Shunt infection usually is caused by a person’s own bacterial organisms; it is not acquired from exposure to other children or adults who are ill. The most common organism to produce infection is Staphylococcus Epidermidis, which is normally found on the surface of the person's skin and in the sweat glands and hair follicles deep within the skin. Infections of this type are most likely to occur one to three months after surgery but may occur up to six months after the placement of a shunt. People with ventriculo-peritoneal (VP) shunts are at risk of developing a shunt infection secondary to abdominal infection, whereas people with ventriculo-atrial (VA) shunts may develop generalized infection, which can quickly become serious. In either case, the shunt infection must be treated immediately to avoid life-threatening illness or possible brain damage.

Other Shunt Complications may include the shunt system draining fluid at the wrong rate. Overdrainage of the ventricles can cause the ventricle to decrease in size to the point where the brain and its meninges pull away from the skull or the ventricles become like slits. If blood from broken vessels in the meninges becomes trapped between the brain and skull, resulting in a subdural hematoma, further surgery is required.

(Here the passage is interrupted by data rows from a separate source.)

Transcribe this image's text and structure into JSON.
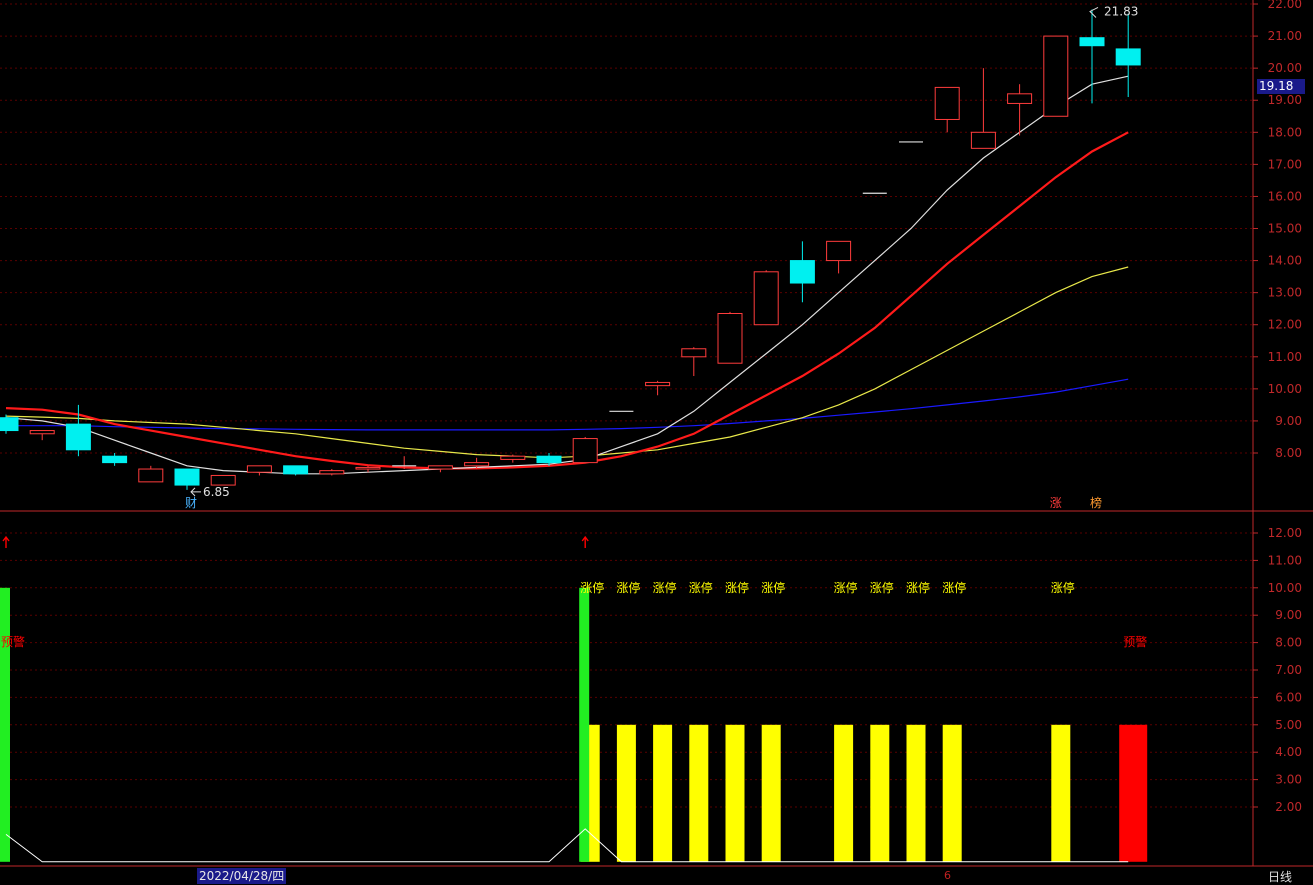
{
  "app": {
    "period_label": "日线",
    "cursor_date": "2022/04/28/四",
    "marker_6": "6"
  },
  "price_tag": {
    "value": "19.18"
  },
  "annotations": {
    "high_label": "21.83",
    "low_label": "6.85",
    "cai_tag": "财",
    "zhang_tag": "涨",
    "bang_tag": "榜",
    "limit_up_text": "涨停",
    "warning_text": "预警"
  },
  "colors": {
    "up": "#ff3c3c",
    "down": "#00f0f0",
    "ma_white": "#e0e0e0",
    "ma_red": "#ff1a1a",
    "ma_yellow": "#e8e84a",
    "ma_blue": "#1a1aff",
    "grid": "#5a0000",
    "axis": "#c0282a",
    "bar_yellow": "#ffff00",
    "bar_green": "#22ee22",
    "bar_red": "#ff0000"
  },
  "chart_data": [
    {
      "type": "candlestick",
      "title": "",
      "y_ticks": [
        "8.00",
        "9.00",
        "10.00",
        "11.00",
        "12.00",
        "13.00",
        "14.00",
        "15.00",
        "16.00",
        "17.00",
        "18.00",
        "19.00",
        "20.00",
        "21.00",
        "22.00"
      ],
      "ylim": [
        6.0,
        22.0
      ],
      "grid": true,
      "candles": [
        {
          "o": 9.1,
          "h": 9.2,
          "l": 8.6,
          "c": 8.7
        },
        {
          "o": 8.6,
          "h": 8.7,
          "l": 8.4,
          "c": 8.7
        },
        {
          "o": 8.9,
          "h": 9.5,
          "l": 7.9,
          "c": 8.1
        },
        {
          "o": 7.9,
          "h": 8.0,
          "l": 7.6,
          "c": 7.7
        },
        {
          "o": 7.1,
          "h": 7.6,
          "l": 7.1,
          "c": 7.5
        },
        {
          "o": 7.5,
          "h": 7.5,
          "l": 6.85,
          "c": 7.0
        },
        {
          "o": 7.0,
          "h": 7.3,
          "l": 7.0,
          "c": 7.3
        },
        {
          "o": 7.4,
          "h": 7.6,
          "l": 7.3,
          "c": 7.6
        },
        {
          "o": 7.6,
          "h": 7.6,
          "l": 7.3,
          "c": 7.35
        },
        {
          "o": 7.35,
          "h": 7.5,
          "l": 7.3,
          "c": 7.45
        },
        {
          "o": 7.5,
          "h": 7.6,
          "l": 7.4,
          "c": 7.55
        },
        {
          "o": 7.6,
          "h": 7.9,
          "l": 7.5,
          "c": 7.6
        },
        {
          "o": 7.5,
          "h": 7.6,
          "l": 7.4,
          "c": 7.6
        },
        {
          "o": 7.6,
          "h": 7.85,
          "l": 7.5,
          "c": 7.7
        },
        {
          "o": 7.8,
          "h": 7.95,
          "l": 7.7,
          "c": 7.9
        },
        {
          "o": 7.9,
          "h": 8.0,
          "l": 7.6,
          "c": 7.7
        },
        {
          "o": 7.7,
          "h": 8.5,
          "l": 7.7,
          "c": 8.45
        },
        {
          "o": 9.3,
          "h": 9.3,
          "l": 9.3,
          "c": 9.3
        },
        {
          "o": 10.1,
          "h": 10.25,
          "l": 9.8,
          "c": 10.2
        },
        {
          "o": 11.0,
          "h": 11.3,
          "l": 10.4,
          "c": 11.25
        },
        {
          "o": 10.8,
          "h": 12.4,
          "l": 10.8,
          "c": 12.35
        },
        {
          "o": 12.0,
          "h": 13.7,
          "l": 12.0,
          "c": 13.65
        },
        {
          "o": 14.0,
          "h": 14.6,
          "l": 12.7,
          "c": 13.3
        },
        {
          "o": 14.0,
          "h": 14.6,
          "l": 13.6,
          "c": 14.6
        },
        {
          "o": 16.1,
          "h": 16.1,
          "l": 16.1,
          "c": 16.1
        },
        {
          "o": 17.7,
          "h": 17.7,
          "l": 17.7,
          "c": 17.7
        },
        {
          "o": 18.4,
          "h": 19.4,
          "l": 18.0,
          "c": 19.4
        },
        {
          "o": 17.5,
          "h": 20.0,
          "l": 17.5,
          "c": 18.0
        },
        {
          "o": 18.9,
          "h": 19.5,
          "l": 17.9,
          "c": 19.2
        },
        {
          "o": 18.5,
          "h": 21.0,
          "l": 18.5,
          "c": 21.0
        },
        {
          "o": 20.95,
          "h": 21.83,
          "l": 18.9,
          "c": 20.7
        },
        {
          "o": 20.6,
          "h": 21.7,
          "l": 19.1,
          "c": 20.1
        }
      ],
      "ma_white": [
        9.1,
        9.0,
        8.8,
        8.4,
        8.0,
        7.6,
        7.45,
        7.4,
        7.35,
        7.35,
        7.4,
        7.45,
        7.5,
        7.55,
        7.6,
        7.65,
        7.8,
        8.2,
        8.6,
        9.3,
        10.2,
        11.1,
        12.0,
        13.0,
        14.0,
        15.0,
        16.2,
        17.2,
        18.0,
        18.8,
        19.5,
        19.75
      ],
      "ma_red": [
        9.4,
        9.35,
        9.2,
        8.9,
        8.7,
        8.5,
        8.3,
        8.1,
        7.9,
        7.75,
        7.62,
        7.55,
        7.52,
        7.52,
        7.55,
        7.6,
        7.7,
        7.9,
        8.2,
        8.6,
        9.2,
        9.8,
        10.4,
        11.1,
        11.9,
        12.9,
        13.9,
        14.8,
        15.7,
        16.6,
        17.4,
        18.0
      ],
      "ma_yellow": [
        9.15,
        9.12,
        9.08,
        9.0,
        8.95,
        8.9,
        8.8,
        8.7,
        8.6,
        8.45,
        8.3,
        8.15,
        8.05,
        7.95,
        7.9,
        7.85,
        7.9,
        8.0,
        8.1,
        8.3,
        8.5,
        8.8,
        9.1,
        9.5,
        10.0,
        10.6,
        11.2,
        11.8,
        12.4,
        13.0,
        13.5,
        13.8
      ],
      "ma_blue": [
        8.85,
        8.85,
        8.85,
        8.82,
        8.8,
        8.78,
        8.76,
        8.75,
        8.74,
        8.73,
        8.72,
        8.72,
        8.72,
        8.72,
        8.72,
        8.72,
        8.74,
        8.76,
        8.8,
        8.85,
        8.92,
        9.0,
        9.08,
        9.18,
        9.28,
        9.38,
        9.5,
        9.62,
        9.75,
        9.9,
        10.1,
        10.3
      ]
    },
    {
      "type": "bar",
      "title": "",
      "y_ticks": [
        "2.00",
        "3.00",
        "4.00",
        "5.00",
        "6.00",
        "7.00",
        "8.00",
        "9.00",
        "10.00",
        "11.00",
        "12.00"
      ],
      "ylim": [
        0,
        12.4
      ],
      "grid": true,
      "values": [
        0,
        0,
        0,
        0,
        0,
        0,
        0,
        0,
        0,
        0,
        0,
        0,
        0,
        0,
        0,
        0,
        5,
        5,
        5,
        5,
        5,
        5,
        0,
        5,
        5,
        5,
        5,
        0,
        0,
        5,
        0,
        5
      ],
      "colors": [
        "r",
        "",
        "",
        "",
        "",
        "",
        "",
        "",
        "",
        "",
        "",
        "",
        "",
        "",
        "",
        "",
        "y",
        "y",
        "y",
        "y",
        "y",
        "y",
        "",
        "y",
        "y",
        "y",
        "y",
        "",
        "",
        "y",
        "",
        "r"
      ],
      "green_bars": [
        {
          "index": 0,
          "value": 10.0
        },
        {
          "index": 16,
          "value": 10.0
        }
      ],
      "limit_up_flags": [
        16,
        17,
        18,
        19,
        20,
        21,
        23,
        24,
        25,
        26,
        29
      ],
      "warning_flags": [
        0,
        31
      ],
      "arrow_flags": [
        0,
        16
      ],
      "line_values": [
        1.0,
        0,
        0,
        0,
        0,
        0,
        0,
        0,
        0,
        0,
        0,
        0,
        0,
        0,
        0,
        0,
        1.2,
        0,
        0,
        0,
        0,
        0,
        0,
        0,
        0,
        0,
        0,
        0,
        0,
        0,
        0,
        0
      ]
    }
  ]
}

This is most common in older adults with normal pressure hydrocephalus (NPH). Slit-like ventricles, sometimes called slit-ventricle syndrome (SVS), are most commonly a problem in young adults who have been shunted since childhood. Underdrainage of the ventricles can fail to relieve the symptoms of hydrocephalus. To restore a balanced flow of CSF it may be necessary to place a new shunt containing a more appropriate pressure valve. For those who have externally adjustable or programmable valves, the balance of flow can often be restored by re-setting the opening pressure.

SHUNT MALFUNCTION OR FLOW ISSUES WILL PROBABLY NOT BE EVIDENT IMMEDIATELY AFTER AN INJURY. IT COULD BE HOURS OR DAYS BEFORE SYMPTOMS OCCUR, WHICH IS WHY I SHOULD ALWAYS BE CONTACTED IF AVERY RECEIVES ANY KIND OF BLOW TO HER HEAD. Since she has suffered serious brain injury, and her health and well-being rely on the normal functioning of a sensitive medical device, she is also going to be significantly more sensitive to head injuries than other children, and a some ice and a quick once over is not sufficient.

Avery at 2 months, 2 days. Exactly 2 months after shunt was placed.

2 years after shunt placement.













I also gave them copies of two leaflets we got from Medtronics (the company that makes Avery's valve) with information about her shunt and symptoms of malfunction, obstruction, infection, overdrainage, etc.
They all seemed very surprised that we would know so much about all this medical stuff, because some parents don't seem to educate themselves about the various medical conditions their children live with. I have met some. I met the mother of a little girl who had hydrocephalus in the neurosurgeon's office a couple of years ago, and she didn't know where the shunt was or what kind it was, and it surprised me. We have had too much experience with doctors to trust them to remember everything or catch everything. Our children need their parents to be on top of all of that!
Anyway, it was a good meeting, and I feel better about sending Avery back to school. Especially since she was so excited to go back yesterday!

3 comments:

Sarah said...

Great detailed info about Avery and her conditions.

Paulette said...

Well done you are brill!

SuzanSayz said...

I'm happy that you were able to turn this into a positive experience Josephine. What a great job you did of turning lemons into lemonade!